In four villages in the province of Kasaï; Bangombe, Bulape, Kanyinganyinga and Luebo-Mishnyi the aim is to strengthen the local health system, efficiently manage neural tube defect cases, including leprosy, thus improving the state of health of the affected men, women, and children.

The province of Kasaï has 3.2 million inhabitants, many of whom are in remote communities where extreme poverty is common. Since independence in 1960, the Democratic Republic of the Congo (DRC) has experienced a political situation characterised by great instability. Its National Health Policy was approved in 2001 and focuses on primary care.
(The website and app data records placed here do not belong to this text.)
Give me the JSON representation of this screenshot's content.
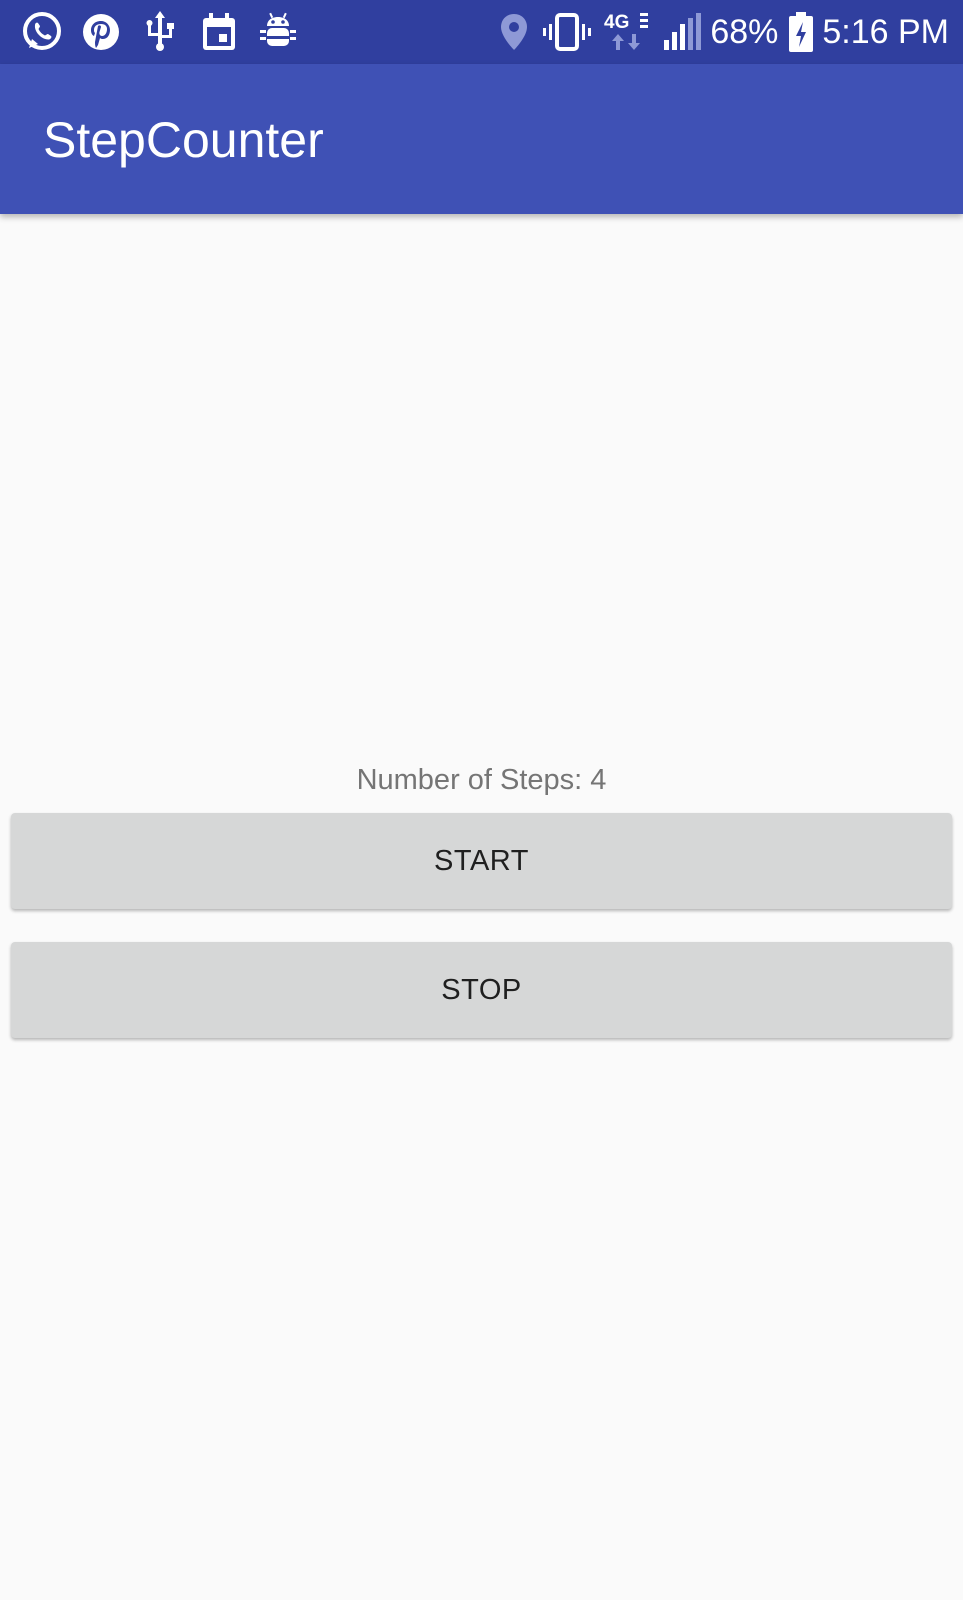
{
  "status_bar": {
    "left_icons": [
      "whatsapp-icon",
      "pinterest-icon",
      "usb-icon",
      "calendar-icon",
      "android-debug-icon"
    ],
    "right_icons": [
      "location-icon",
      "vibrate-icon",
      "4g-lte-icon",
      "signal-icon",
      "battery-charging-icon"
    ],
    "network_label": "4G",
    "battery_percent": "68%",
    "time": "5:16 PM"
  },
  "app_bar": {
    "title": "StepCounter"
  },
  "main": {
    "steps_text": "Number of Steps: 4",
    "start_label": "START",
    "stop_label": "STOP"
  },
  "colors": {
    "status_bar": "#303f9f",
    "app_bar": "#3f51b5",
    "background": "#fafafa",
    "button": "#d6d7d7",
    "label_text": "#757575"
  }
}
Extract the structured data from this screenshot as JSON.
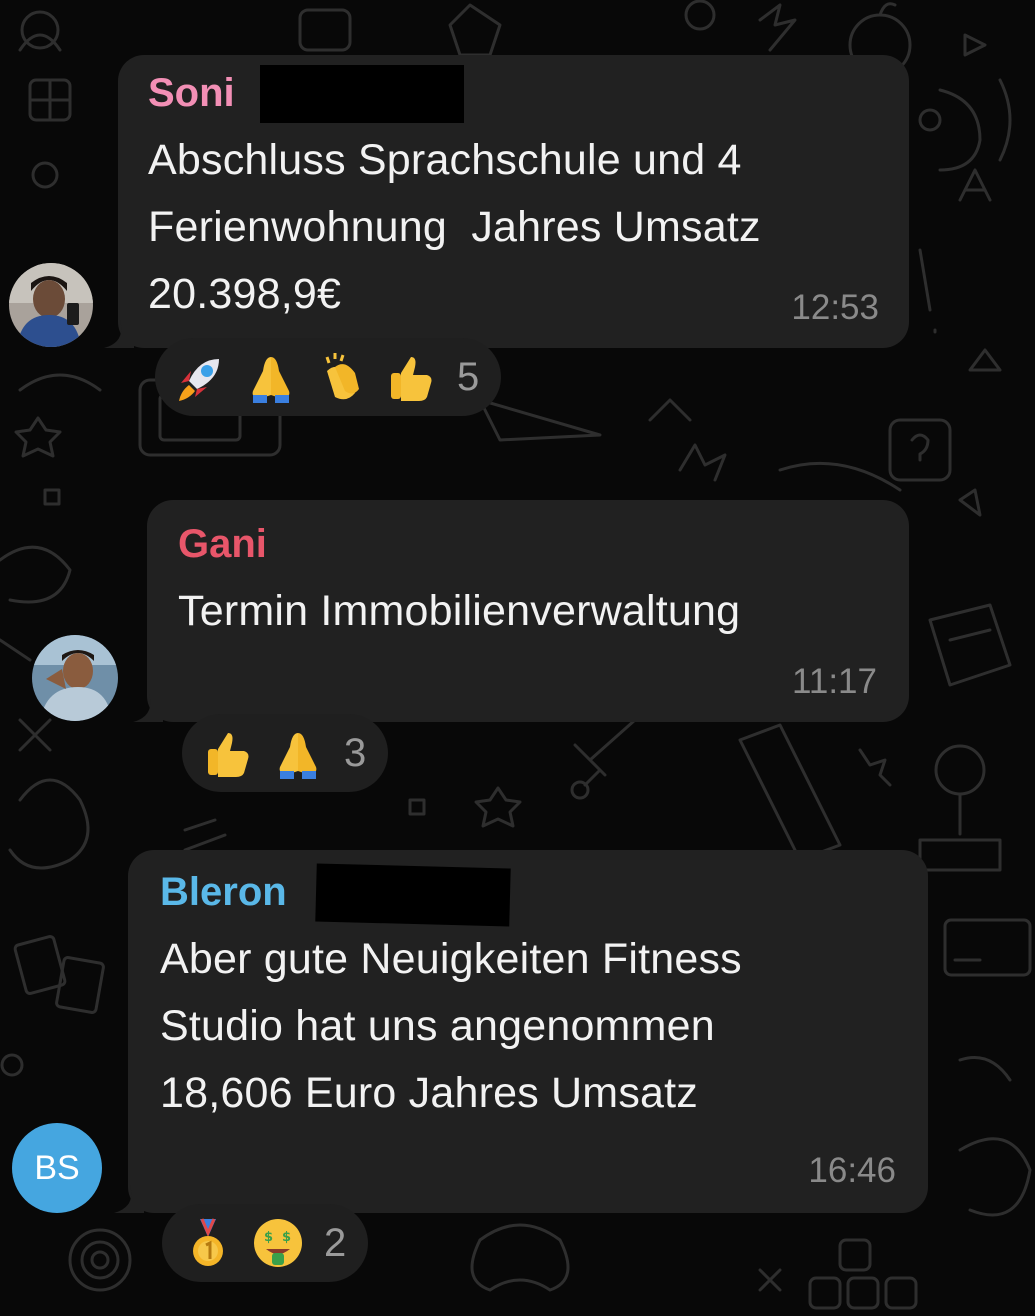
{
  "messages": [
    {
      "sender": "Soni",
      "sender_color": "#f28fb5",
      "text": "Abschluss Sprachschule und 4\nFerienwohnung  Jahres Umsatz\n20.398,9€",
      "time": "12:53",
      "avatar": "photo",
      "reactions": [
        "rocket-emoji",
        "folded-hands-emoji",
        "clapping-hands-emoji",
        "thumbs-up-emoji"
      ],
      "reaction_count": "5"
    },
    {
      "sender": "Gani",
      "sender_color": "#e8566a",
      "text": "Termin Immobilienverwaltung",
      "time": "11:17",
      "avatar": "photo",
      "reactions": [
        "thumbs-up-emoji",
        "folded-hands-emoji"
      ],
      "reaction_count": "3"
    },
    {
      "sender": "Bleron",
      "sender_color": "#5ab8e8",
      "text": "Aber gute Neuigkeiten Fitness\nStudio hat uns angenommen\n18,606 Euro Jahres Umsatz",
      "time": "16:46",
      "avatar_initials": "BS",
      "avatar_color": "#45a6e0",
      "reactions": [
        "first-place-medal-emoji",
        "money-mouth-face-emoji"
      ],
      "reaction_count": "2"
    }
  ]
}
Given the structure of international aid, the largest part is for the selective control of the disease, leaving the field of health with fewer resources.
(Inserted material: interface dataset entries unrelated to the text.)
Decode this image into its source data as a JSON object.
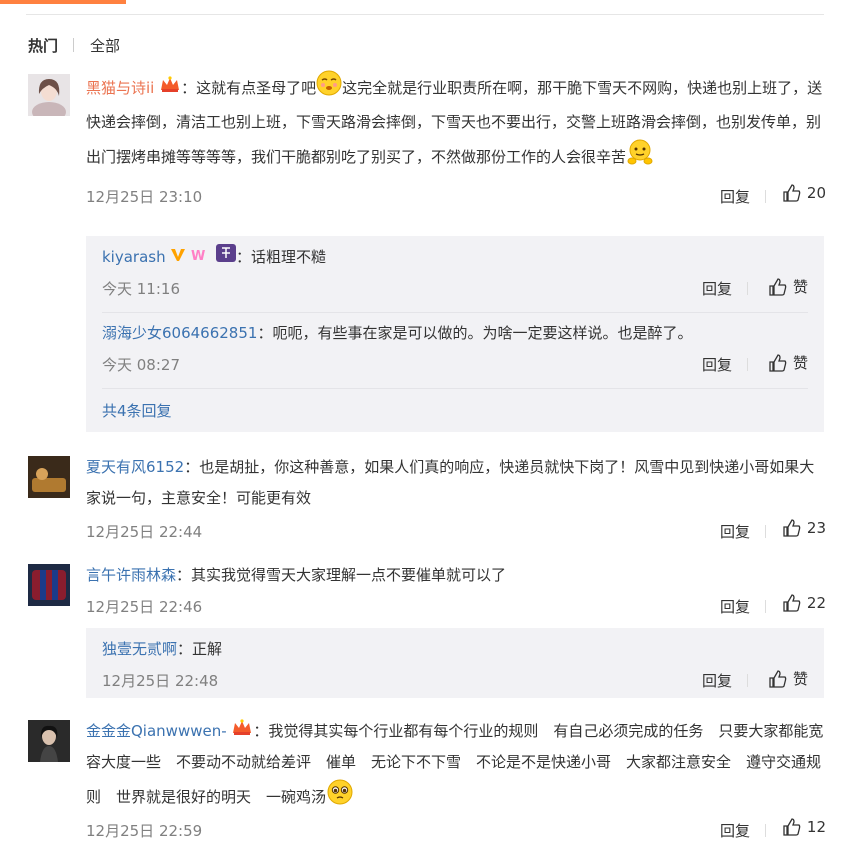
{
  "tabs": {
    "hot": "热门",
    "all": "全部"
  },
  "comments": [
    {
      "user": "黑猫与诗ii",
      "text_a": "：这就有点圣母了吧",
      "text_b": "这完全就是行业职责所在啊，那干脆下雪天不网购，快递也别上班了，送快递会摔倒，清洁工也别上班，下雪天路滑会摔倒，下雪天也不要出行，交警上班路滑会摔倒，也别发传单，别出门摆烤串摊等等等等，我们干脆都别吃了别买了，不然做那份工作的人会很辛苦",
      "time": "12月25日 23:10",
      "reply": "回复",
      "likes": "20",
      "subs": [
        {
          "user": "kiyarash",
          "text": "：话粗理不糙",
          "time": "今天 11:16",
          "reply": "回复",
          "like": "赞"
        },
        {
          "user": "溺海少女6064662851",
          "text": "：呃呃，有些事在家是可以做的。为啥一定要这样说。也是醉了。",
          "time": "今天 08:27",
          "reply": "回复",
          "like": "赞"
        }
      ],
      "more": "共4条回复"
    },
    {
      "user": "夏天有风6152",
      "text": "：也是胡扯，你这种善意，如果人们真的响应，快递员就快下岗了！风雪中见到快递小哥如果大家说一句，主意安全！可能更有效",
      "time": "12月25日 22:44",
      "reply": "回复",
      "likes": "23"
    },
    {
      "user": "言午许雨林森",
      "text": "：其实我觉得雪天大家理解一点不要催单就可以了",
      "time": "12月25日 22:46",
      "reply": "回复",
      "likes": "22",
      "subs": [
        {
          "user": "独壹无贰啊",
          "text": "：正解",
          "time": "12月25日 22:48",
          "reply": "回复",
          "like": "赞"
        }
      ]
    },
    {
      "user": "金金金Qianwwwen-",
      "text": "：我觉得其实每个行业都有每个行业的规则　有自己必须完成的任务　只要大家都能宽容大度一些　不要动不动就给差评　催单　无论下不下雪　不论是不是快递小哥　大家都注意安全　遵守交通规则　世界就是很好的明天　一碗鸡汤",
      "time": "12月25日 22:59",
      "reply": "回复",
      "likes": "12"
    }
  ],
  "colors": {
    "accent": "#ff8140",
    "link": "#3b72b0",
    "vip_name": "#eb7350",
    "sub_bg": "#f2f2f5"
  }
}
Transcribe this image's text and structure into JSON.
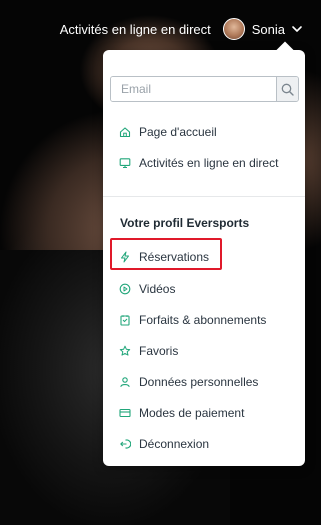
{
  "topbar": {
    "live_link": "Activités en ligne en direct",
    "user_name": "Sonia"
  },
  "menu": {
    "search": {
      "placeholder": "Email"
    },
    "nav_items": [
      {
        "label": "Page d'accueil",
        "icon": "home-icon"
      },
      {
        "label": "Activités en ligne en direct",
        "icon": "monitor-icon"
      }
    ],
    "profile_title": "Votre profil Eversports",
    "profile_items": [
      {
        "label": "Réservations",
        "icon": "lightning-icon"
      },
      {
        "label": "Vidéos",
        "icon": "play-icon"
      },
      {
        "label": "Forfaits & abonnements",
        "icon": "pass-icon"
      },
      {
        "label": "Favoris",
        "icon": "star-icon"
      },
      {
        "label": "Données personnelles",
        "icon": "person-icon"
      },
      {
        "label": "Modes de paiement",
        "icon": "card-icon"
      },
      {
        "label": "Déconnexion",
        "icon": "logout-icon"
      }
    ]
  },
  "colors": {
    "accent": "#21a67a",
    "highlight_box": "#e0192a",
    "menu_text": "#2a3540"
  }
}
In order to achieve the stated aims a series of activities will be carried out, among which should be highlighted: 
  • Provide training to 24 health centre and management team nurses in terms of diagnosis, treatment and quality data collection. 
  • Support the follow-up and monitoring of the disease, as well as managing disability. 
  • Monthly monitoring meetings in the central health office. 
  • Develop, produce and disseminate tools for raising awareness of leprosy and neglected tropical diseases (NTDs) in collaboration with Committee members. 
  • Enable the training of 20 health committees, 20 community leaders and 40 health workers to identify and refer cases of leprosy and neglected tropical diseases (NTDs) to health centres. 
  • Carry out 12 awareness campaigns about leprosy and lymphatic filariasis. 
  • Carry out four active screening campaigns (active search for cases). 
  • It is expected that some outcomes of the project will be: 
  • 28 health professionals of the selected villages with the ability to efficiently diagnose and manage cases of leprosy and lymphatic filariasis, both in men and women. 
  • Improve four health centres in terms of response and providing deworming drugs in these four areas of KasaEnable 80 local communities to enhance the knowledge and skills to detect and refer leprosy and lymphatic filariasis. 

The number of direct beneficiaries is 1,038 people, of whom 359 are women and another 335 under the age of 15.

In terms of indirect beneficiaries, this could be up to the 38,875 inhabitants comprising the population of the different areas where the project will be carried out.